Assignment> The answer must consist of every line from the entries below that contains the word "icon".

---------- Data extracts ----------

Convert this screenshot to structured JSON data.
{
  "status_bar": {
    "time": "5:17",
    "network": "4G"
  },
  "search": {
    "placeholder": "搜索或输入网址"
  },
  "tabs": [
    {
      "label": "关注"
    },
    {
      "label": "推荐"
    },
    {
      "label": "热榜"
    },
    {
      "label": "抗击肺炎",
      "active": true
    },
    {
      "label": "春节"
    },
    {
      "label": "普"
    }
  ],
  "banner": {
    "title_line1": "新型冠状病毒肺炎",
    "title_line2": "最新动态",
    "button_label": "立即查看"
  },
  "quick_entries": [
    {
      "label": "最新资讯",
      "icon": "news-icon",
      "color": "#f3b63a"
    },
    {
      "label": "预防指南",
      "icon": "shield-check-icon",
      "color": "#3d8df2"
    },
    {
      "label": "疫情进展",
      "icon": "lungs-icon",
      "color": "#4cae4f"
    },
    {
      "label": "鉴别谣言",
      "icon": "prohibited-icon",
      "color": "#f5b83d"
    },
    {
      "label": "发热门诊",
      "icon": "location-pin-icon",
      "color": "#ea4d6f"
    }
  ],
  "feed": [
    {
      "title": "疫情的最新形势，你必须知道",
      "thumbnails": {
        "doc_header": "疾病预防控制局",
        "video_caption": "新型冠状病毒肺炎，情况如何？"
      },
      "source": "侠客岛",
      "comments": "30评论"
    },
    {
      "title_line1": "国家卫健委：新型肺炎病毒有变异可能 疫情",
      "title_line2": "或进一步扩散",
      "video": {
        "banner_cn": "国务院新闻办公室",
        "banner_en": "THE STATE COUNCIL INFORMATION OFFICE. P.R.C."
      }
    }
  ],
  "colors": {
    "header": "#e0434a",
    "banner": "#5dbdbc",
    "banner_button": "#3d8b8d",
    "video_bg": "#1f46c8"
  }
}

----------

Completed task>
      "icon": "news-icon",
      "icon": "shield-check-icon",
      "icon": "lungs-icon",
      "icon": "prohibited-icon",
      "icon": "location-pin-icon",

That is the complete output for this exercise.